Page and application data records:
▶

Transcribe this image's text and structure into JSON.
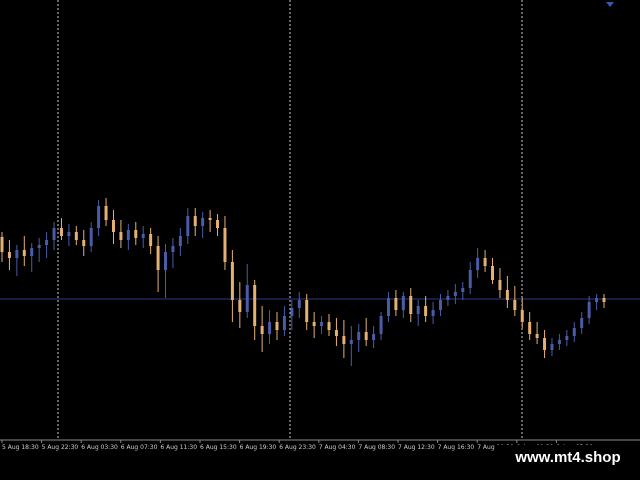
{
  "chart_data": {
    "type": "candlestick",
    "x_labels": [
      "5 Aug 18:30",
      "5 Aug 22:30",
      "6 Aug 03:30",
      "6 Aug 07:30",
      "6 Aug 11:30",
      "6 Aug 15:30",
      "6 Aug 19:30",
      "6 Aug 23:30",
      "7 Aug 04:30",
      "7 Aug 08:30",
      "7 Aug 12:30",
      "7 Aug 16:30",
      "7 Aug 20:30",
      "8 Aug 01:30",
      "8 Aug 05:30"
    ],
    "vertical_gridlines": 3,
    "price_line": "horizontal",
    "grid": true,
    "series_color_up": "#4a5ca8",
    "series_color_down": "#e6b070",
    "price_line_color": "#2c3a8a",
    "axis_color": "#8a8a8a",
    "background": "#000000",
    "candles": [
      {
        "o": 237,
        "h": 232,
        "l": 262,
        "c": 252
      },
      {
        "o": 252,
        "h": 240,
        "l": 270,
        "c": 258
      },
      {
        "o": 258,
        "h": 245,
        "l": 276,
        "c": 250
      },
      {
        "o": 250,
        "h": 236,
        "l": 266,
        "c": 256
      },
      {
        "o": 256,
        "h": 243,
        "l": 272,
        "c": 248
      },
      {
        "o": 248,
        "h": 238,
        "l": 262,
        "c": 245
      },
      {
        "o": 245,
        "h": 232,
        "l": 258,
        "c": 240
      },
      {
        "o": 240,
        "h": 222,
        "l": 250,
        "c": 228
      },
      {
        "o": 228,
        "h": 218,
        "l": 240,
        "c": 236
      },
      {
        "o": 236,
        "h": 224,
        "l": 246,
        "c": 232
      },
      {
        "o": 232,
        "h": 226,
        "l": 245,
        "c": 240
      },
      {
        "o": 240,
        "h": 230,
        "l": 256,
        "c": 246
      },
      {
        "o": 246,
        "h": 222,
        "l": 252,
        "c": 228
      },
      {
        "o": 228,
        "h": 200,
        "l": 236,
        "c": 206
      },
      {
        "o": 206,
        "h": 198,
        "l": 226,
        "c": 220
      },
      {
        "o": 220,
        "h": 210,
        "l": 244,
        "c": 232
      },
      {
        "o": 232,
        "h": 220,
        "l": 248,
        "c": 240
      },
      {
        "o": 240,
        "h": 224,
        "l": 250,
        "c": 230
      },
      {
        "o": 230,
        "h": 222,
        "l": 245,
        "c": 238
      },
      {
        "o": 238,
        "h": 226,
        "l": 248,
        "c": 234
      },
      {
        "o": 234,
        "h": 228,
        "l": 254,
        "c": 246
      },
      {
        "o": 246,
        "h": 236,
        "l": 292,
        "c": 270
      },
      {
        "o": 270,
        "h": 244,
        "l": 298,
        "c": 252
      },
      {
        "o": 252,
        "h": 238,
        "l": 268,
        "c": 246
      },
      {
        "o": 246,
        "h": 228,
        "l": 256,
        "c": 236
      },
      {
        "o": 236,
        "h": 208,
        "l": 244,
        "c": 216
      },
      {
        "o": 216,
        "h": 208,
        "l": 236,
        "c": 226
      },
      {
        "o": 226,
        "h": 212,
        "l": 238,
        "c": 218
      },
      {
        "o": 218,
        "h": 210,
        "l": 232,
        "c": 220
      },
      {
        "o": 220,
        "h": 214,
        "l": 236,
        "c": 228
      },
      {
        "o": 228,
        "h": 216,
        "l": 270,
        "c": 262
      },
      {
        "o": 262,
        "h": 250,
        "l": 322,
        "c": 300
      },
      {
        "o": 300,
        "h": 282,
        "l": 328,
        "c": 312
      },
      {
        "o": 312,
        "h": 264,
        "l": 318,
        "c": 285
      },
      {
        "o": 285,
        "h": 280,
        "l": 340,
        "c": 326
      },
      {
        "o": 326,
        "h": 306,
        "l": 352,
        "c": 334
      },
      {
        "o": 334,
        "h": 310,
        "l": 344,
        "c": 322
      },
      {
        "o": 322,
        "h": 312,
        "l": 340,
        "c": 330
      },
      {
        "o": 330,
        "h": 306,
        "l": 336,
        "c": 316
      },
      {
        "o": 316,
        "h": 300,
        "l": 330,
        "c": 308
      },
      {
        "o": 308,
        "h": 292,
        "l": 318,
        "c": 300
      },
      {
        "o": 300,
        "h": 294,
        "l": 330,
        "c": 322
      },
      {
        "o": 322,
        "h": 312,
        "l": 338,
        "c": 326
      },
      {
        "o": 326,
        "h": 316,
        "l": 334,
        "c": 322
      },
      {
        "o": 322,
        "h": 314,
        "l": 336,
        "c": 330
      },
      {
        "o": 330,
        "h": 318,
        "l": 346,
        "c": 336
      },
      {
        "o": 336,
        "h": 320,
        "l": 358,
        "c": 344
      },
      {
        "o": 344,
        "h": 326,
        "l": 366,
        "c": 340
      },
      {
        "o": 340,
        "h": 324,
        "l": 352,
        "c": 332
      },
      {
        "o": 332,
        "h": 318,
        "l": 346,
        "c": 340
      },
      {
        "o": 340,
        "h": 326,
        "l": 348,
        "c": 334
      },
      {
        "o": 334,
        "h": 312,
        "l": 340,
        "c": 316
      },
      {
        "o": 316,
        "h": 292,
        "l": 322,
        "c": 298
      },
      {
        "o": 298,
        "h": 290,
        "l": 316,
        "c": 310
      },
      {
        "o": 310,
        "h": 292,
        "l": 318,
        "c": 296
      },
      {
        "o": 296,
        "h": 288,
        "l": 322,
        "c": 314
      },
      {
        "o": 314,
        "h": 300,
        "l": 326,
        "c": 306
      },
      {
        "o": 306,
        "h": 296,
        "l": 322,
        "c": 316
      },
      {
        "o": 316,
        "h": 302,
        "l": 324,
        "c": 310
      },
      {
        "o": 310,
        "h": 294,
        "l": 316,
        "c": 300
      },
      {
        "o": 300,
        "h": 290,
        "l": 306,
        "c": 296
      },
      {
        "o": 296,
        "h": 284,
        "l": 304,
        "c": 292
      },
      {
        "o": 292,
        "h": 282,
        "l": 300,
        "c": 288
      },
      {
        "o": 288,
        "h": 262,
        "l": 294,
        "c": 270
      },
      {
        "o": 270,
        "h": 248,
        "l": 278,
        "c": 258
      },
      {
        "o": 258,
        "h": 250,
        "l": 272,
        "c": 266
      },
      {
        "o": 266,
        "h": 258,
        "l": 284,
        "c": 280
      },
      {
        "o": 280,
        "h": 268,
        "l": 298,
        "c": 290
      },
      {
        "o": 290,
        "h": 276,
        "l": 308,
        "c": 300
      },
      {
        "o": 300,
        "h": 286,
        "l": 316,
        "c": 310
      },
      {
        "o": 310,
        "h": 298,
        "l": 328,
        "c": 322
      },
      {
        "o": 322,
        "h": 312,
        "l": 340,
        "c": 334
      },
      {
        "o": 334,
        "h": 322,
        "l": 344,
        "c": 338
      },
      {
        "o": 338,
        "h": 330,
        "l": 358,
        "c": 350
      },
      {
        "o": 350,
        "h": 338,
        "l": 356,
        "c": 344
      },
      {
        "o": 344,
        "h": 334,
        "l": 350,
        "c": 340
      },
      {
        "o": 340,
        "h": 330,
        "l": 346,
        "c": 336
      },
      {
        "o": 336,
        "h": 322,
        "l": 342,
        "c": 328
      },
      {
        "o": 328,
        "h": 312,
        "l": 334,
        "c": 318
      },
      {
        "o": 318,
        "h": 296,
        "l": 324,
        "c": 302
      },
      {
        "o": 302,
        "h": 294,
        "l": 310,
        "c": 298
      },
      {
        "o": 298,
        "h": 294,
        "l": 308,
        "c": 302
      }
    ]
  },
  "watermark": {
    "text": "www.mt4.shop"
  }
}
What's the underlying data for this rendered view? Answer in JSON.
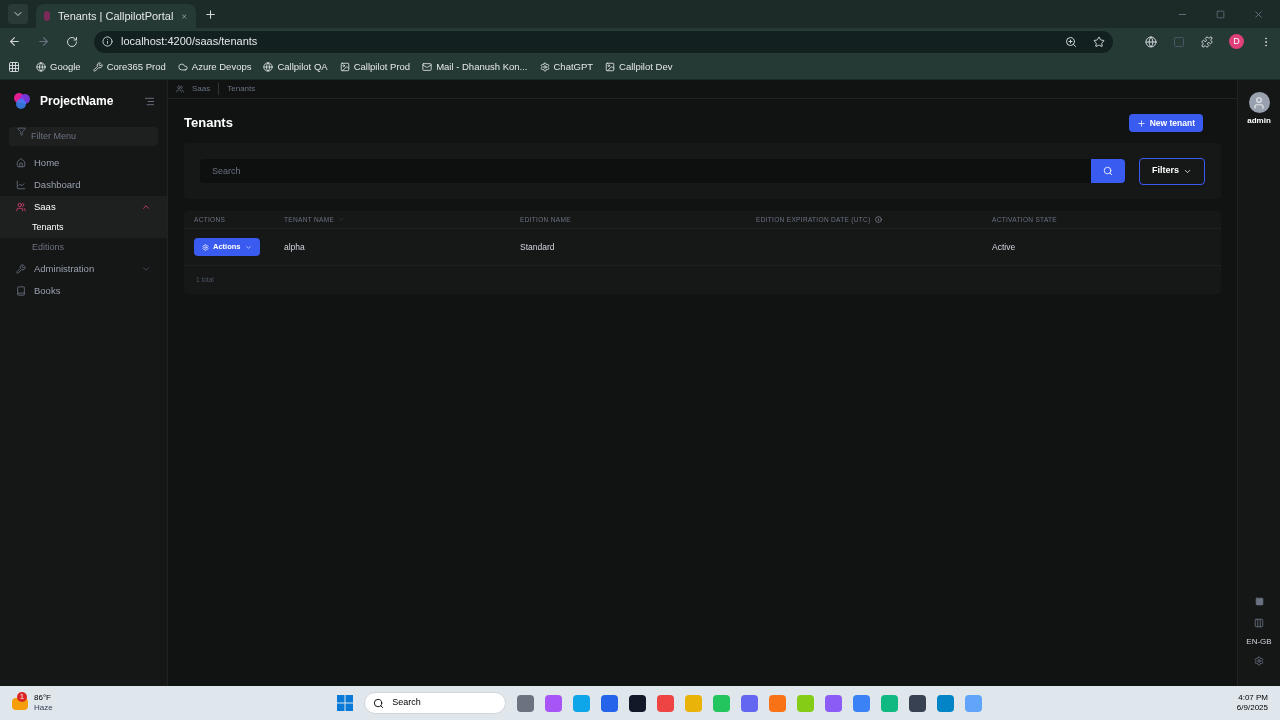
{
  "browser": {
    "tab_title": "Tenants | CallpilotPortal",
    "url": "localhost:4200/saas/tenants",
    "profile_initial": "D",
    "bookmarks": [
      {
        "label": "Google",
        "kind": "globe"
      },
      {
        "label": "Core365 Prod",
        "kind": "tool"
      },
      {
        "label": "Azure Devops",
        "kind": "azure"
      },
      {
        "label": "Callpilot QA",
        "kind": "globe"
      },
      {
        "label": "Callpilot Prod",
        "kind": "image"
      },
      {
        "label": "Mail - Dhanush Kon...",
        "kind": "mail"
      },
      {
        "label": "ChatGPT",
        "kind": "chat"
      },
      {
        "label": "Callpilot Dev",
        "kind": "image"
      }
    ]
  },
  "sidebar": {
    "brand": "ProjectName",
    "filter_placeholder": "Filter Menu",
    "items": [
      {
        "label": "Home",
        "kind": "home",
        "selected": false
      },
      {
        "label": "Dashboard",
        "kind": "chart",
        "selected": false
      },
      {
        "label": "Saas",
        "kind": "users",
        "selected": true,
        "expanded": true,
        "children": [
          {
            "label": "Tenants",
            "selected": true
          },
          {
            "label": "Editions",
            "selected": false
          }
        ]
      },
      {
        "label": "Administration",
        "kind": "wrench",
        "selected": false,
        "expanded": false
      },
      {
        "label": "Books",
        "kind": "book",
        "selected": false
      }
    ]
  },
  "breadcrumb": [
    "Saas",
    "Tenants"
  ],
  "page": {
    "title": "Tenants",
    "new_button": "New tenant",
    "search_placeholder": "Search",
    "filters_button": "Filters",
    "table": {
      "columns": [
        {
          "label": "ACTIONS",
          "kind": "plain"
        },
        {
          "label": "TENANT NAME",
          "kind": "sortable"
        },
        {
          "label": "EDITION NAME",
          "kind": "plain"
        },
        {
          "label": "EDITION EXPIRATION DATE (UTC)",
          "kind": "info"
        },
        {
          "label": "ACTIVATION STATE",
          "kind": "plain"
        }
      ],
      "rows": [
        {
          "action": "Actions",
          "tenant": "alpha",
          "edition": "Standard",
          "state": "Active"
        }
      ],
      "total": "1 total"
    }
  },
  "right_rail": {
    "user": "admin",
    "language": "EN-GB"
  },
  "taskbar": {
    "weather_badge": "1",
    "temperature": "86°F",
    "condition": "Haze",
    "search": "Search",
    "time": "4:07 PM",
    "date": "6/9/2025"
  }
}
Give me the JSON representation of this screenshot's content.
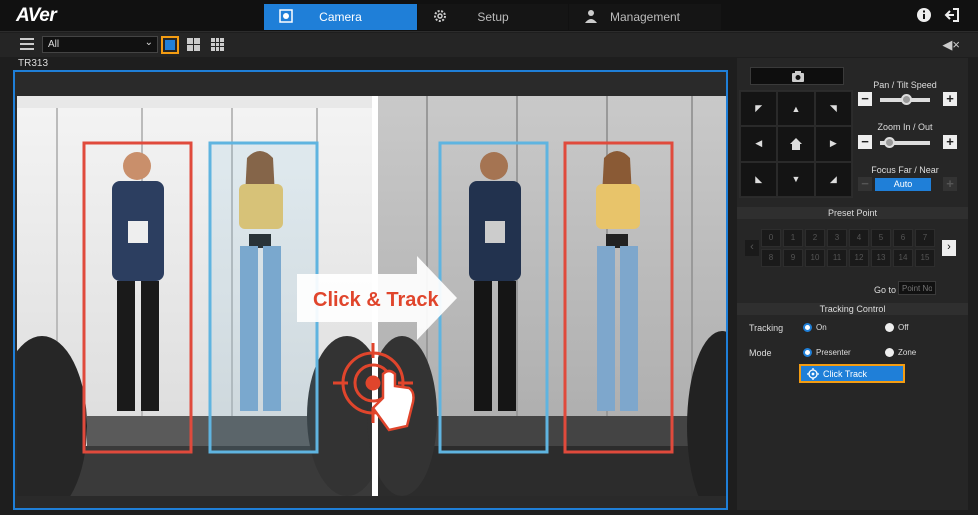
{
  "brand": {
    "logo": "AVer"
  },
  "nav": {
    "tabs": [
      {
        "label": "Camera",
        "active": true
      },
      {
        "label": "Setup",
        "active": false
      },
      {
        "label": "Management",
        "active": false
      }
    ]
  },
  "top_icons": [
    "info-icon",
    "logout-icon"
  ],
  "toolbar": {
    "group_select": "All",
    "layouts": [
      "single-view",
      "quad-view",
      "nine-view"
    ],
    "active_layout": "single-view"
  },
  "camera": {
    "name": "TR313"
  },
  "video_overlay": {
    "text": "Click & Track"
  },
  "controls": {
    "pan_tilt": {
      "label": "Pan / Tilt Speed",
      "level": 0.55
    },
    "zoom": {
      "label": "Zoom In / Out",
      "level": 0.1
    },
    "focus": {
      "label": "Focus Far / Near",
      "mode": "Auto"
    }
  },
  "presets": {
    "label": "Preset Point",
    "points": [
      "0",
      "1",
      "2",
      "3",
      "4",
      "5",
      "6",
      "7",
      "8",
      "9",
      "10",
      "11",
      "12",
      "13",
      "14",
      "15"
    ],
    "goto_label": "Go to",
    "goto_placeholder": "Point No."
  },
  "tracking": {
    "label": "Tracking Control",
    "tracking_label": "Tracking",
    "tracking_on": "On",
    "tracking_off": "Off",
    "tracking_state": "On",
    "mode_label": "Mode",
    "mode_presenter": "Presenter",
    "mode_zone": "Zone",
    "mode_state": "Presenter",
    "click_track": "Click Track"
  },
  "colors": {
    "accent": "#1f7fd8",
    "highlight": "#f39c12",
    "box_red": "#e04a3c",
    "box_blue": "#5fb4e0"
  }
}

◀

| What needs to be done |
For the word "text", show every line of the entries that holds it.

| Output |
Transcribe this image's text and structure into JSON.
    "text": "www.mt4.shop"
    "text": "Click & Track"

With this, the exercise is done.